[App and web page records]
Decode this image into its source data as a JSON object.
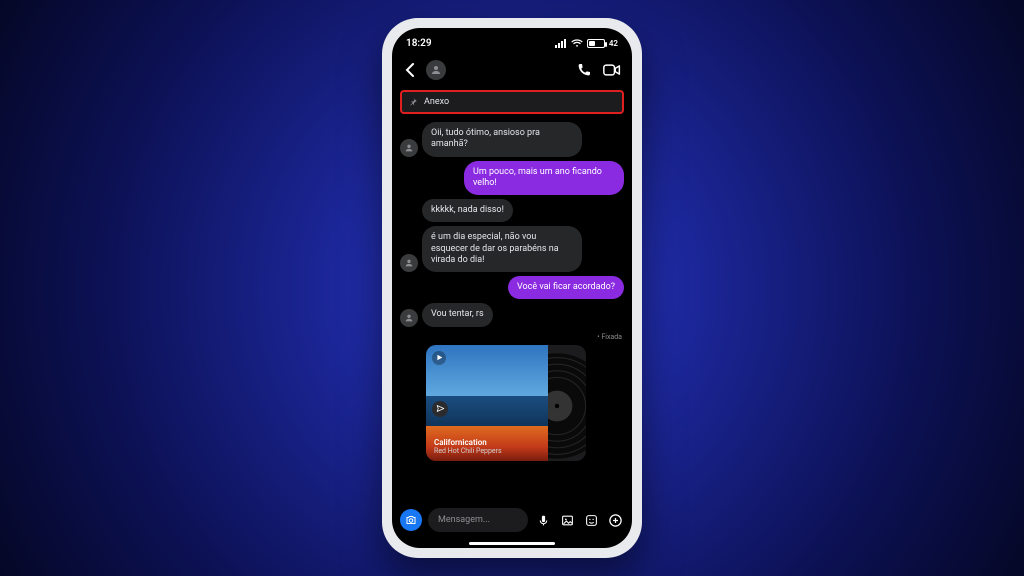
{
  "statusbar": {
    "time": "18:29",
    "battery_pct": "42"
  },
  "pinned": {
    "label": "Anexo"
  },
  "messages": [
    {
      "side": "in",
      "show_avatar": true,
      "text": "Oii, tudo ótimo, ansioso pra amanhã?"
    },
    {
      "side": "out",
      "show_avatar": false,
      "text": "Um pouco, mais um ano ficando velho!"
    },
    {
      "side": "in",
      "show_avatar": false,
      "text": "kkkkk, nada disso!"
    },
    {
      "side": "in",
      "show_avatar": true,
      "text": "é um dia especial, não vou esquecer de dar os parabéns na virada do dia!"
    },
    {
      "side": "out",
      "show_avatar": false,
      "text": "Você vai ficar acordado?"
    },
    {
      "side": "in",
      "show_avatar": true,
      "text": "Vou tentar, rs"
    }
  ],
  "media": {
    "pinned_label": "• Fixada",
    "title": "Californication",
    "artist": "Red Hot Chili Peppers"
  },
  "composer": {
    "placeholder": "Mensagem..."
  }
}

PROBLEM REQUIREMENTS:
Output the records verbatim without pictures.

WRITTEN RESPONSE:
Decode this image into its source data as a JSON object.
{
  "statusbar": {
    "time": "18:29",
    "battery_pct": "42"
  },
  "pinned": {
    "label": "Anexo"
  },
  "messages": [
    {
      "side": "in",
      "show_avatar": true,
      "text": "Oii, tudo ótimo, ansioso pra amanhã?"
    },
    {
      "side": "out",
      "show_avatar": false,
      "text": "Um pouco, mais um ano ficando velho!"
    },
    {
      "side": "in",
      "show_avatar": false,
      "text": "kkkkk, nada disso!"
    },
    {
      "side": "in",
      "show_avatar": true,
      "text": "é um dia especial, não vou esquecer de dar os parabéns na virada do dia!"
    },
    {
      "side": "out",
      "show_avatar": false,
      "text": "Você vai ficar acordado?"
    },
    {
      "side": "in",
      "show_avatar": true,
      "text": "Vou tentar, rs"
    }
  ],
  "media": {
    "pinned_label": "• Fixada",
    "title": "Californication",
    "artist": "Red Hot Chili Peppers"
  },
  "composer": {
    "placeholder": "Mensagem..."
  }
}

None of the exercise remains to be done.